### WHAT TO PRODUCE
Work through the data line by line, gathering every line that has the word "true".

─── RECORDS SHOWN ───

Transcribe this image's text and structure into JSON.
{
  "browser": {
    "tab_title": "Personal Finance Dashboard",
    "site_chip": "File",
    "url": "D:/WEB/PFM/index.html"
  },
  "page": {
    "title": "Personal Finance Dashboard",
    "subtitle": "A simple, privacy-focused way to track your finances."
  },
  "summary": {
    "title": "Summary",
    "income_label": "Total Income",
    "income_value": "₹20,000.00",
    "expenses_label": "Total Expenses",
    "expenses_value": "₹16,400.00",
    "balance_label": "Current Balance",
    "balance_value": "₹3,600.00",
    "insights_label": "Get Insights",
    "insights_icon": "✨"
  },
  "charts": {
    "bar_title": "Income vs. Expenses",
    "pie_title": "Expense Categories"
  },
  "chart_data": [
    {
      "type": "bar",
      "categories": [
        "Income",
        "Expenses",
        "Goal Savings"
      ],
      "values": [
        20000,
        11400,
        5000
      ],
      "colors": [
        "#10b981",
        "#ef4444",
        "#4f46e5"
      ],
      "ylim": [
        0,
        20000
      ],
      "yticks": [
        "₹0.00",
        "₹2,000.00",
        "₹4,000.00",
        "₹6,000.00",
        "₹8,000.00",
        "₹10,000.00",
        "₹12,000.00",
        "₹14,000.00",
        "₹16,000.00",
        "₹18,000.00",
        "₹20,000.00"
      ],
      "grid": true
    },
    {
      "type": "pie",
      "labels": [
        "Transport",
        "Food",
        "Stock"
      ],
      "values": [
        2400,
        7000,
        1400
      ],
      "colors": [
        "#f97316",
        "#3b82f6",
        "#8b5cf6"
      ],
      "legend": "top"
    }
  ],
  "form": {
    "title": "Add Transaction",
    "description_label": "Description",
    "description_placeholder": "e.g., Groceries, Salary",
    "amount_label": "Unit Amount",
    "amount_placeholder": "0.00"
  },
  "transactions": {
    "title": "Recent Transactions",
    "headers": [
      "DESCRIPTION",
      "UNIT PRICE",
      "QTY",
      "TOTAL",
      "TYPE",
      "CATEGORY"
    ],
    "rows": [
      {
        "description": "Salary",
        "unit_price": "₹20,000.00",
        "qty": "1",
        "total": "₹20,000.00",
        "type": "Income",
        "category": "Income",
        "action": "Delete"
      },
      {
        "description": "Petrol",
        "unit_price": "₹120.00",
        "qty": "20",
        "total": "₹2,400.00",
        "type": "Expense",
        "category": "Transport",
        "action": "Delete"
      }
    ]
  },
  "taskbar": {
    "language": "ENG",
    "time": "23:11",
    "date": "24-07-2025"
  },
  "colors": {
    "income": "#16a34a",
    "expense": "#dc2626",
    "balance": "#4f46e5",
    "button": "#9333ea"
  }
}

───
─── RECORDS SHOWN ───

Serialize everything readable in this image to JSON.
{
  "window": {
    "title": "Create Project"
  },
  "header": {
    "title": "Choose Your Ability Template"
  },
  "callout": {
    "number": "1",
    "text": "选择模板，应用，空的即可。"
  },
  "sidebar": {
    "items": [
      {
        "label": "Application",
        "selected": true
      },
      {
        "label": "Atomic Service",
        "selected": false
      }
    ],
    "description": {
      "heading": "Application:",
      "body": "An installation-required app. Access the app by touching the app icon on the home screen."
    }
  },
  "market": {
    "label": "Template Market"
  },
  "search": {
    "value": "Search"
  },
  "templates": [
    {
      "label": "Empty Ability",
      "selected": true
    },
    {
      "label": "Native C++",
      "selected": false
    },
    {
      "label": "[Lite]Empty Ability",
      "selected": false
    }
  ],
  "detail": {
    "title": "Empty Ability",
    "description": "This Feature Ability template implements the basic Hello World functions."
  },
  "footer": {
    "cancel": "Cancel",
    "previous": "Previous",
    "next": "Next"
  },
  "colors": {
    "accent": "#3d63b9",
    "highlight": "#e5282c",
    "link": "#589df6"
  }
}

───
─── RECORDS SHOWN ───

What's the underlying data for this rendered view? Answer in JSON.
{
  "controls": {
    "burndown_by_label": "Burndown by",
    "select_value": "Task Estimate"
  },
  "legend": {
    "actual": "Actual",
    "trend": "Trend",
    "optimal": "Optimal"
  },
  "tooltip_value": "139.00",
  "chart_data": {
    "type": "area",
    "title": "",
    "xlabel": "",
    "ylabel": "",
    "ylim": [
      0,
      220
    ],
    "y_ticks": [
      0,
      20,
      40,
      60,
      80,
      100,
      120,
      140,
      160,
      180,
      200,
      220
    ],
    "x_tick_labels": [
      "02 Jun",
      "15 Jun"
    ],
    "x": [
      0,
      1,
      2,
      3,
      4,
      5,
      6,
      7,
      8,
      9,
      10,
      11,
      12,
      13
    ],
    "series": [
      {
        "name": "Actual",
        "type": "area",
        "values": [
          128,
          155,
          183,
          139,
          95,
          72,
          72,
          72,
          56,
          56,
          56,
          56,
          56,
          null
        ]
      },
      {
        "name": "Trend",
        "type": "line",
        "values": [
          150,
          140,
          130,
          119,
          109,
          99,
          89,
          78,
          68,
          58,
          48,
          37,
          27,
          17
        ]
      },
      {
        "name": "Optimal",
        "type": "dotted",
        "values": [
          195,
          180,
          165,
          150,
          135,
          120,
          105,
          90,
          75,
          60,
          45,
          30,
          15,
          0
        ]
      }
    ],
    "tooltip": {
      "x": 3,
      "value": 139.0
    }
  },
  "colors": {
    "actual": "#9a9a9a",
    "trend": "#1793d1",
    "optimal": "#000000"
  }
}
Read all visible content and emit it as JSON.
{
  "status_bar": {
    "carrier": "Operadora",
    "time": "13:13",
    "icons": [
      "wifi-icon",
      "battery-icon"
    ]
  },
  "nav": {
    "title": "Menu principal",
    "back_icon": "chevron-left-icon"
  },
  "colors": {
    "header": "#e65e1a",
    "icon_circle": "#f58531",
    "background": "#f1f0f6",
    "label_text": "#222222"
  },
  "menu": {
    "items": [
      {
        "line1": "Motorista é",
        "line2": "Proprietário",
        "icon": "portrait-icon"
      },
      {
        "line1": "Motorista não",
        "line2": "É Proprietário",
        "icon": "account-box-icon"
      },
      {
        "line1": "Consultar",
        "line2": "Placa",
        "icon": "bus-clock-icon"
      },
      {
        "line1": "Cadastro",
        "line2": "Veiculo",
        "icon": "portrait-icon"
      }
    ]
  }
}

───

### ANSWER SPACE
      "grid": true
        "selected": true
      "selected": true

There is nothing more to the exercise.